Ever-evolving Slovenian electronic music producer Gramatik (Denis Jasarevic) refuses to be put in a box. When I first saw that Gramatik was playing at the Tabernacle on March 2, I couldn’t remember why I knew his name. It was familiar; I knew it before the age of Spotify and Soundcloud. I searched for Gramatik on YouTube and came across “Hit That Jive,” which boasts a cool 18 million views. I instantly remembered Gramatik’s anachronistic blend of classic Hollywood and 1940s corny yet endearing samples, reworked into easy listening electro swing tunes. The chill vibe reminded me of Wax Tailor’s cheeky remix of “Que Sera, Sera” as performed by Doris Day in the 1950s.
I was highly anticipating his Atlanta concert, but was dubious of how he would enthrall a crowd at a 2,500 capacity theater; his music seemed to evoke the feeling of sinking into a plush leather couch with a few of your friends.
He started the concert with a bang, a stark departure from my expectations. I could hear strains of his laidback hip-hop vibe within the electronic beats, but they were layered beneath a new-age techno sound. Gramatik took the Adele approach to performance and stayed behind the DJ booth, allowing his talent to speak for itself. His experience behind the turntable was evident as he seamlessly transitioned between tracks.
Energetic performer Martin Vogt, who goes by Haywyre, opened the show. The 25-year-old musician brought his classically trained jazz piano skills and linked them to a DJ mixing table for a brain-tingling effect. It is obvious why Gramatik identified Haywyre as a perfect addition to his North American Re: Coil tour. Both performers brought a surrealist sound that was reflected in the outlandish costumes that some of the crowd, an eclectic blend of young professionals and diehard ravers, was wearing (apparently I didn’t get the memo). My fears of a lukewarm zombie crowd listening to electronic study music were fully dismantled. The prevalent use of live instruments added a constant focal point that acted and reacted to the crowd’s cheers. The clever use of real-time video capture allowed the four large LED panels to show the audience Haywyre’s fingers fluttering across the keyboard. Between the variety of live music production and mesmerizing visual, the audience surely got their money’s worth.
Gramatik collaborated with ethnomusicologist Will Magid, also known as Balkan Bump, who plays the trumpet and utilized his wide-spanning ethnographic cultural audio samples to transport the crowd from the seedy Berlin nightclub of Gramatik’s electroswing to an ‘80s outdoor beach party. An electric guitar player accompanied Balkan Bump from behind the turntable.
The combination of sounds and references culminated in a show that was beyond any couch-bound hang out. The thumping beats had the entire crowd bouncing for hours and blew my expectations out of the water. Just when the crowd began to fatigue, Balkan Bump would jump in front of the DJ table and churn out another reinvigorating tune. With his influence, Gramatik’s sound has evolved from chill, hip-hop study music to nightclub music with integrity. However, he stayed true to his roots in his homage to older musicians as he performed an instrumental rendition of Stevie Wonder’s 1974 “Superstition.”

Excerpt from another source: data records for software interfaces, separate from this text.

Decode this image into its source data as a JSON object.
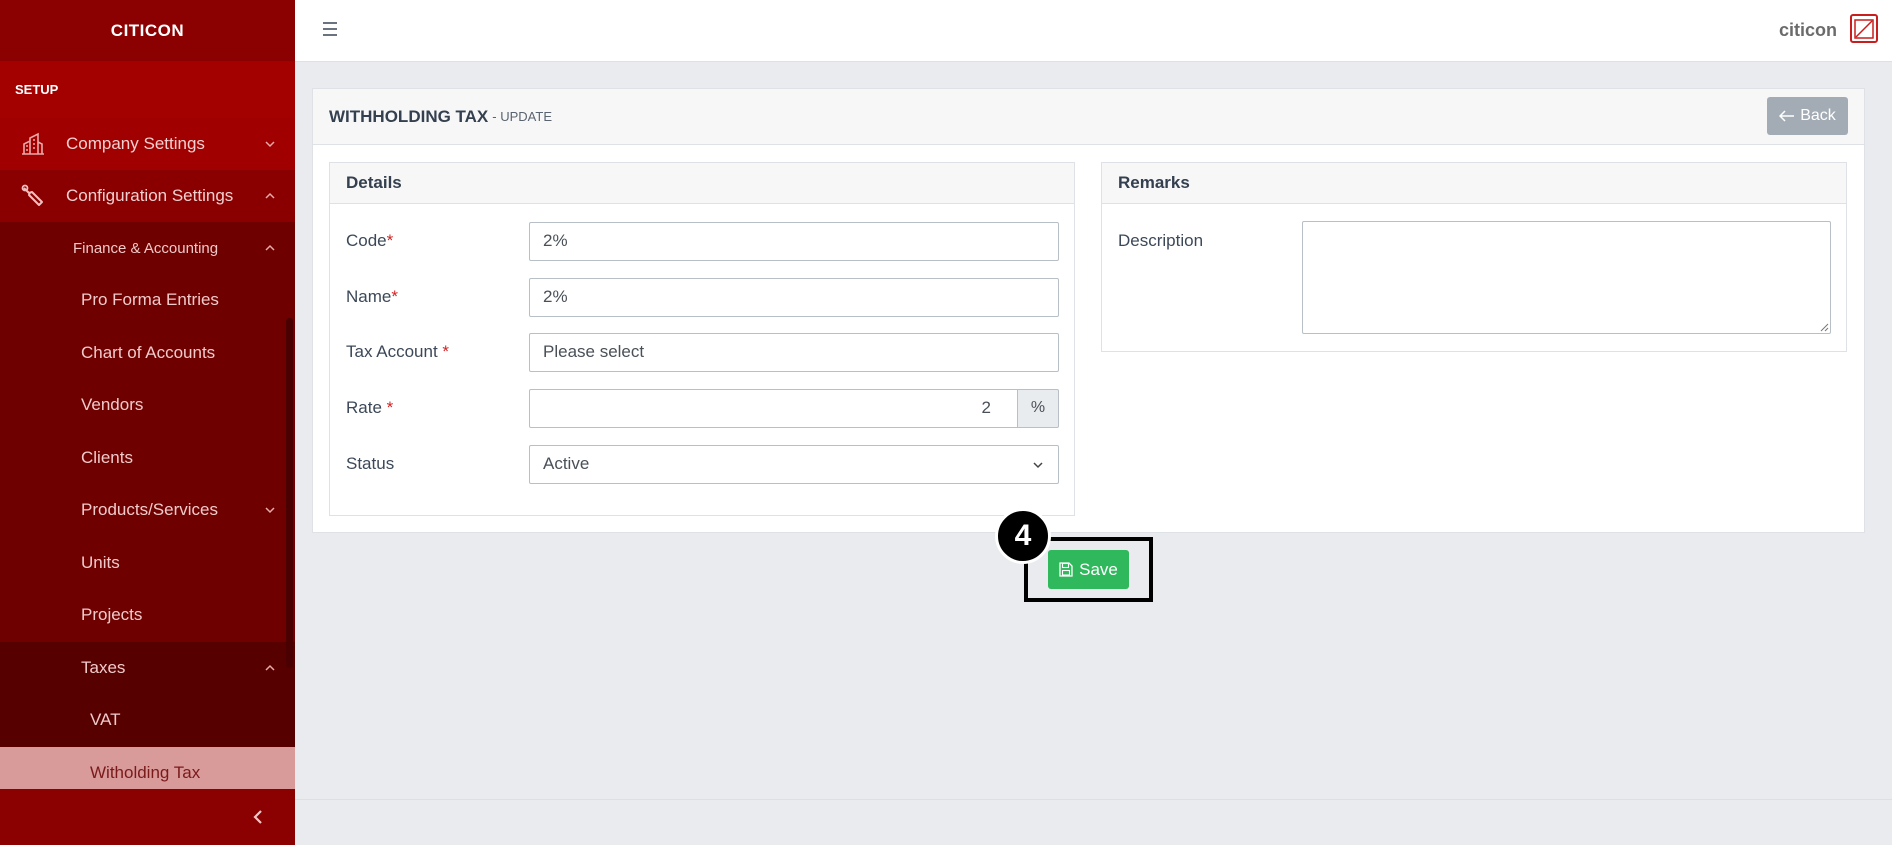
{
  "brand": "CITICON",
  "sidebar": {
    "section": "SETUP",
    "company_settings": "Company Settings",
    "configuration_settings": "Configuration Settings",
    "finance_accounting": "Finance & Accounting",
    "items": [
      {
        "label": "Pro Forma Entries"
      },
      {
        "label": "Chart of Accounts"
      },
      {
        "label": "Vendors"
      },
      {
        "label": "Clients"
      },
      {
        "label": "Products/Services"
      },
      {
        "label": "Units"
      },
      {
        "label": "Projects"
      },
      {
        "label": "Taxes"
      }
    ],
    "taxes_children": [
      {
        "label": "VAT"
      },
      {
        "label": "Witholding Tax",
        "active": true
      }
    ]
  },
  "topbar": {
    "username": "citicon"
  },
  "page": {
    "title": "WITHHOLDING TAX",
    "subtitle": "- UPDATE",
    "back_label": "Back"
  },
  "details": {
    "heading": "Details",
    "code_label": "Code",
    "code_value": "2%",
    "name_label": "Name",
    "name_value": "2%",
    "tax_account_label": "Tax Account",
    "tax_account_value": "Please select",
    "rate_label": "Rate",
    "rate_value": "2",
    "rate_unit": "%",
    "status_label": "Status",
    "status_value": "Active",
    "required_mark": "*"
  },
  "remarks": {
    "heading": "Remarks",
    "description_label": "Description",
    "description_value": ""
  },
  "actions": {
    "save_label": "Save",
    "step_number": "4"
  },
  "colors": {
    "sidebar_bg": "#7a0000",
    "active_item": "#d99a9a",
    "save_green": "#2fb85c",
    "back_gray": "#a3acb5"
  }
}
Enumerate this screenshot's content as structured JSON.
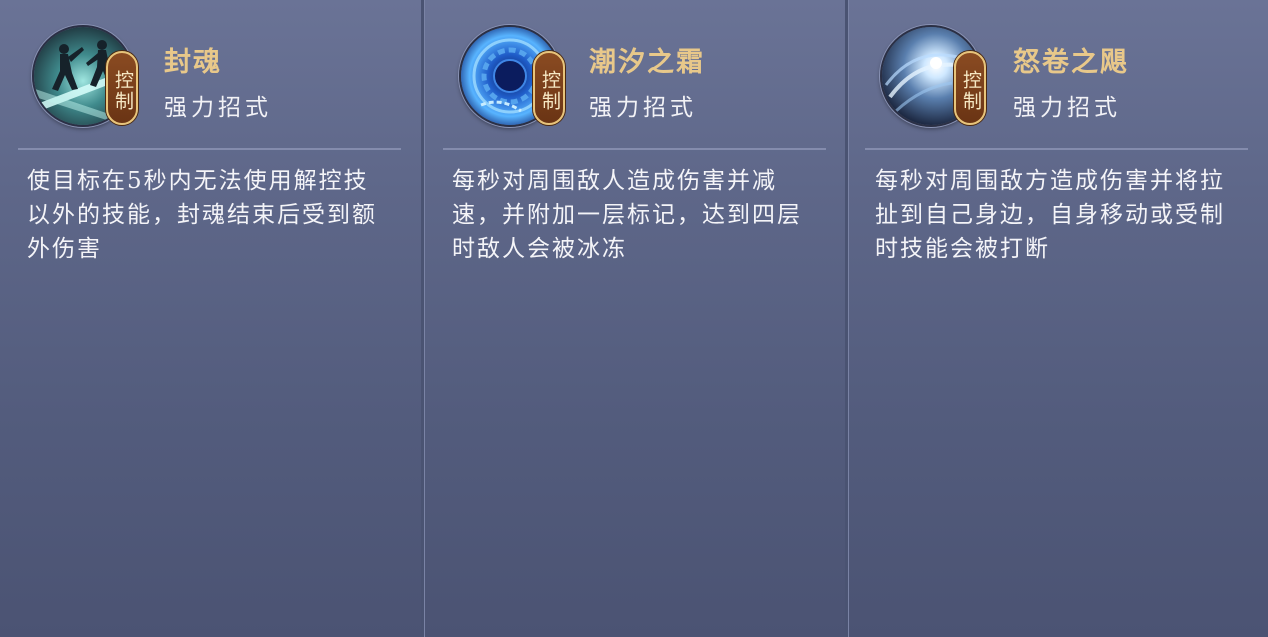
{
  "cards": [
    {
      "name": "封魂",
      "tag": "控制",
      "type": "强力招式",
      "description": "使目标在5秒内无法使用解控技以外的技能，封魂结束后受到额外伤害",
      "icon": "figures-slash-icon"
    },
    {
      "name": "潮汐之霜",
      "tag": "控制",
      "type": "强力招式",
      "description": "每秒对周围敌人造成伤害并减速，并附加一层标记，达到四层时敌人会被冰冻",
      "icon": "chain-vortex-icon"
    },
    {
      "name": "怒卷之飓",
      "tag": "控制",
      "type": "强力招式",
      "description": "每秒对周围敌方造成伤害并将拉扯到自己身边，自身移动或受制时技能会被打断",
      "icon": "whirlwind-icon"
    }
  ],
  "colors": {
    "name": "#e8c88a",
    "tag_bg": "#7a3f1a",
    "tag_border": "#e8c47a",
    "card_bg": "#5e6789"
  }
}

But Gramatik has evidently made a number of sonic shifts as an artist. He began his music career 20 years ago as a 13-year-old hip-hop music producer in Portoroz, Slovenia, where Beatport, an online music store, scouted him. He has since been represented by numerous music agencies including the Pretty Lights Music label and recently started his own record label, Lowtemp Recordings, in 2013. The length of his career and wide range of influences resulted in a dynamic performance that raised my expectations for any other DJ or electronic music producer.
Gramatik’s forward-thinking sound is accompanied by a savvy sense of self-branding. In 2017, he launched a cryptocurrency called GRMTK as a move to bring other big artists into his creative fold. His enthusiasm for cryptocurrency was apparent in his Tabernacle set design, where Bitcoin icons floated across the LED screens. He has also said that music should be freely accessible and cash flow should come from other venues. Using the cryptocurrency business model, he hopes that his fans can invest in him, and grow their own capital at the same time. It is impossible to guess Gramatik’s next career move or sound, but you can bet that he’s already thinking two steps ahead of the herd.